Items from an interface collection
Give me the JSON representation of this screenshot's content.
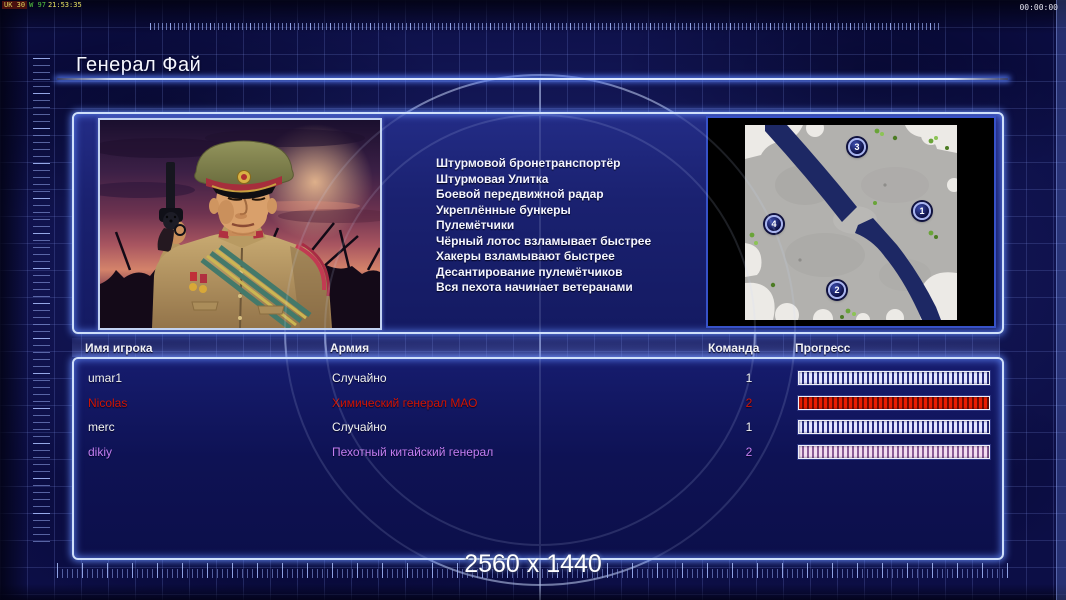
{
  "hud": {
    "recording_overlay": {
      "segment1": "UK 30",
      "segment2": "W 97",
      "time": "21:53:35"
    },
    "timer": "00:00:00"
  },
  "header": {
    "title": "Генерал Фай"
  },
  "briefing": {
    "abilities": [
      "Штурмовой бронетранспортёр",
      "Штурмовая Улитка",
      "Боевой передвижной радар",
      "Укреплённые бункеры",
      "Пулемётчики",
      "Чёрный лотос взламывает быстрее",
      "Хакеры взламывают быстрее",
      "Десантирование пулемётчиков",
      "Вся пехота начинает ветеранами"
    ]
  },
  "minimap": {
    "markers": [
      {
        "label": "3"
      },
      {
        "label": "1"
      },
      {
        "label": "4"
      },
      {
        "label": "2"
      }
    ]
  },
  "players": {
    "columns": {
      "name": "Имя игрока",
      "army": "Армия",
      "team": "Команда",
      "progress": "Прогресс"
    },
    "rows": [
      {
        "name": "umar1",
        "army": "Случайно",
        "team": "1",
        "progress_pct": 100,
        "color": "#f4f4f4",
        "bar_color": "#e4e6ff",
        "bar_gap": "#2a2e80"
      },
      {
        "name": "Nicolas",
        "army": "Химический генерал МАО",
        "team": "2",
        "progress_pct": 100,
        "color": "#d01404",
        "bar_color": "#e81c00",
        "bar_gap": "#6e0c00"
      },
      {
        "name": "merc",
        "army": "Случайно",
        "team": "1",
        "progress_pct": 100,
        "color": "#f4f4f4",
        "bar_color": "#e4e6ff",
        "bar_gap": "#2a2e80"
      },
      {
        "name": "dikiy",
        "army": "Пехотный китайский генерал",
        "team": "2",
        "progress_pct": 100,
        "color": "#c47ef2",
        "bar_color": "#f4dcf0",
        "bar_gap": "#8a5a96"
      }
    ]
  },
  "footer": {
    "resolution": "2560 x 1440"
  },
  "theme": {
    "panel_border": "#cfe0fb",
    "background": "#0c0e46",
    "grid_line": "#8296eb"
  }
}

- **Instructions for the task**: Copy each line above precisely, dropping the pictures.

- **Exercise result**:
Give me the JSON representation of this screenshot's content.
{
  "hud": {
    "recording_overlay": {
      "segment1": "UK 30",
      "segment2": "W 97",
      "time": "21:53:35"
    },
    "timer": "00:00:00"
  },
  "header": {
    "title": "Генерал Фай"
  },
  "briefing": {
    "abilities": [
      "Штурмовой бронетранспортёр",
      "Штурмовая Улитка",
      "Боевой передвижной радар",
      "Укреплённые бункеры",
      "Пулемётчики",
      "Чёрный лотос взламывает быстрее",
      "Хакеры взламывают быстрее",
      "Десантирование пулемётчиков",
      "Вся пехота начинает ветеранами"
    ]
  },
  "minimap": {
    "markers": [
      {
        "label": "3"
      },
      {
        "label": "1"
      },
      {
        "label": "4"
      },
      {
        "label": "2"
      }
    ]
  },
  "players": {
    "columns": {
      "name": "Имя игрока",
      "army": "Армия",
      "team": "Команда",
      "progress": "Прогресс"
    },
    "rows": [
      {
        "name": "umar1",
        "army": "Случайно",
        "team": "1",
        "progress_pct": 100,
        "color": "#f4f4f4",
        "bar_color": "#e4e6ff",
        "bar_gap": "#2a2e80"
      },
      {
        "name": "Nicolas",
        "army": "Химический генерал МАО",
        "team": "2",
        "progress_pct": 100,
        "color": "#d01404",
        "bar_color": "#e81c00",
        "bar_gap": "#6e0c00"
      },
      {
        "name": "merc",
        "army": "Случайно",
        "team": "1",
        "progress_pct": 100,
        "color": "#f4f4f4",
        "bar_color": "#e4e6ff",
        "bar_gap": "#2a2e80"
      },
      {
        "name": "dikiy",
        "army": "Пехотный китайский генерал",
        "team": "2",
        "progress_pct": 100,
        "color": "#c47ef2",
        "bar_color": "#f4dcf0",
        "bar_gap": "#8a5a96"
      }
    ]
  },
  "footer": {
    "resolution": "2560 x 1440"
  },
  "theme": {
    "panel_border": "#cfe0fb",
    "background": "#0c0e46",
    "grid_line": "#8296eb"
  }
}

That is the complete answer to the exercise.